"[It is] great – it's another big positive for the league to have someone of that calibre back in coaching and managing.
"DLR – a few of our players have gone over to them and they're gonna have strength in depth and they’re gonna be a tough team to beat. They have good coaches over there, so they’ll be tactically well set up as well."
While admitting to feeling that there is some "unfinished business" in the Champions League, after last year's heartbreaking penalty shootout defeat to Glasgow, O'Gorman is sticking to the tried and test mantra of "one game at a time."
Overall though the 2021 season holds much promise, with games set to be streamed live as part the of FAI's own LOI TV service. Airtricity have also come in as a title sponsor, something the league didn't have last year.
2020 saw a record nine clubs compete for the title and all are on board for the new season.
O'Gorman has seen the league change over the last decade but she is hopeful that this campaign can bring it on to a new level.
"This year is probably a landmark year, obviously with the sponsorship coming on board and I think the streaming is going to be great for the exposure of the game," she said.
"Hopefully it will create a really good interest around the game. Hopefully when crowds can finally get into the games, there'll be more fans at the games."
She qualifies that with an acknowledgement that players have to make the game attractive to watch.
"It has to come back to us as players, that we maintain a professional attitude and elite mindset, that we always want to get better and improve our standards at the club, and push each other to improve.
"We make sure we're preparing the way we can and that our games are competitive and attractive to watch as well. Hopefully with that then the set-ups and the clubs will become more professional, and then we can start looking at maybe players turning professional and becoming full-time.

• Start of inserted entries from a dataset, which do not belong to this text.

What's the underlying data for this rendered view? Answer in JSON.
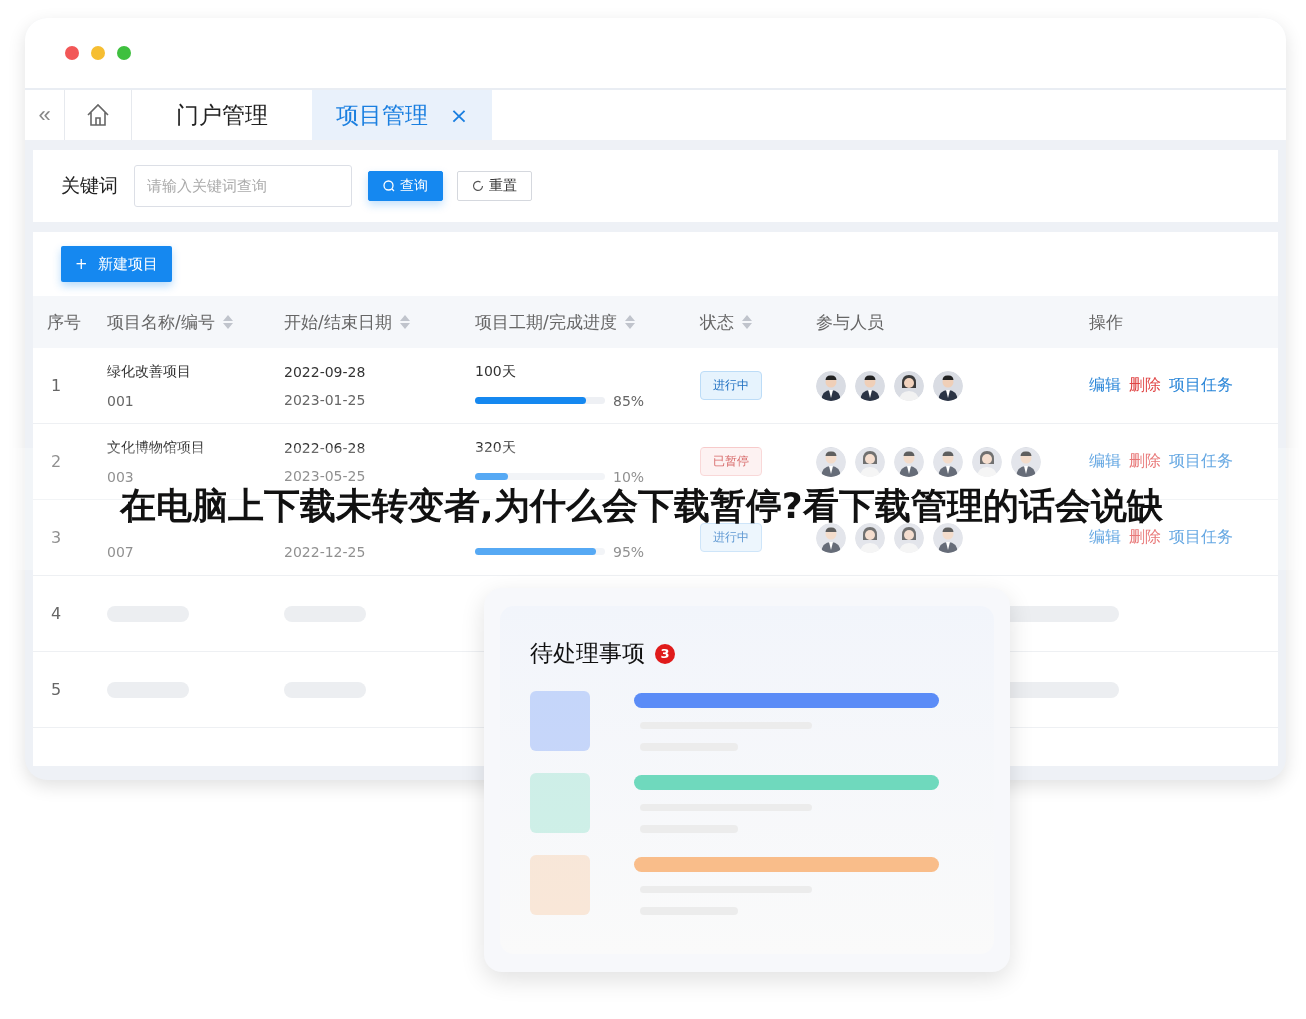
{
  "window": {
    "collapse": "«",
    "tabs": [
      {
        "label": "门户管理",
        "selected": false
      },
      {
        "label": "项目管理",
        "selected": true,
        "close": "×"
      }
    ]
  },
  "search": {
    "label": "关键词",
    "placeholder": "请输入关键词查询",
    "buttons": [
      {
        "label": "查询",
        "kind": "primary"
      },
      {
        "label": "重置",
        "kind": "default"
      }
    ]
  },
  "new_button": {
    "icon": "+",
    "label": "新建项目"
  },
  "table": {
    "columns": [
      {
        "label": "序号",
        "sortable": false
      },
      {
        "label": "项目名称/编号",
        "sortable": true
      },
      {
        "label": "开始/结束日期",
        "sortable": true
      },
      {
        "label": "项目工期/完成进度",
        "sortable": true
      },
      {
        "label": "状态",
        "sortable": true
      },
      {
        "label": "参与人员",
        "sortable": false
      },
      {
        "label": "操作",
        "sortable": false
      }
    ],
    "rows": [
      {
        "index": "1",
        "name": "绿化改善项目",
        "code": "001",
        "start": "2022-09-28",
        "end": "2023-01-25",
        "duration": "100天",
        "level": 0.85,
        "percent": "85%",
        "status": {
          "label": "进行中",
          "kind": "active"
        },
        "members": [
          {
            "kind": "man"
          },
          {
            "kind": "man"
          },
          {
            "kind": "woman"
          },
          {
            "kind": "man"
          }
        ],
        "actions": [
          {
            "label": "编辑",
            "kind": "link"
          },
          {
            "label": "删除",
            "kind": "danger"
          },
          {
            "label": "项目任务",
            "kind": "link"
          }
        ]
      },
      {
        "index": "2",
        "name": "文化博物馆项目",
        "code": "003",
        "start": "2022-06-28",
        "end": "2023-05-25",
        "duration": "320天",
        "level": 0.25,
        "percent": "10%",
        "status": {
          "label": "已暂停",
          "kind": "paused"
        },
        "members": [
          {
            "kind": "man"
          },
          {
            "kind": "woman"
          },
          {
            "kind": "man"
          },
          {
            "kind": "man"
          },
          {
            "kind": "woman"
          },
          {
            "kind": "man"
          }
        ],
        "actions": [
          {
            "label": "编辑",
            "kind": "link"
          },
          {
            "label": "删除",
            "kind": "danger"
          },
          {
            "label": "项目任务",
            "kind": "link"
          }
        ]
      },
      {
        "index": "3",
        "code": "007",
        "end": "2022-12-25",
        "level": 0.93,
        "percent": "95%",
        "status": {
          "label": "进行中",
          "kind": "active"
        },
        "members": [
          {
            "kind": "man"
          },
          {
            "kind": "woman"
          },
          {
            "kind": "woman"
          },
          {
            "kind": "man"
          }
        ],
        "actions": [
          {
            "label": "编辑",
            "kind": "link"
          },
          {
            "label": "删除",
            "kind": "danger"
          },
          {
            "label": "项目任务",
            "kind": "link"
          }
        ]
      }
    ],
    "placeholder_rows": [
      {
        "index": "4"
      },
      {
        "index": "5"
      }
    ]
  },
  "pending": {
    "title": "待处理事项",
    "badge": "3",
    "items": [
      {
        "color": "#5b8cf7"
      },
      {
        "color": "#6fd9bd"
      },
      {
        "color": "#f9bd8a"
      }
    ]
  },
  "overlay_title": "在电脑上下载未转变者,为什么会下载暂停?看下载管理的话会说缺"
}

"That would be the ultimate goal for me, that that environment can be provided in Ireland."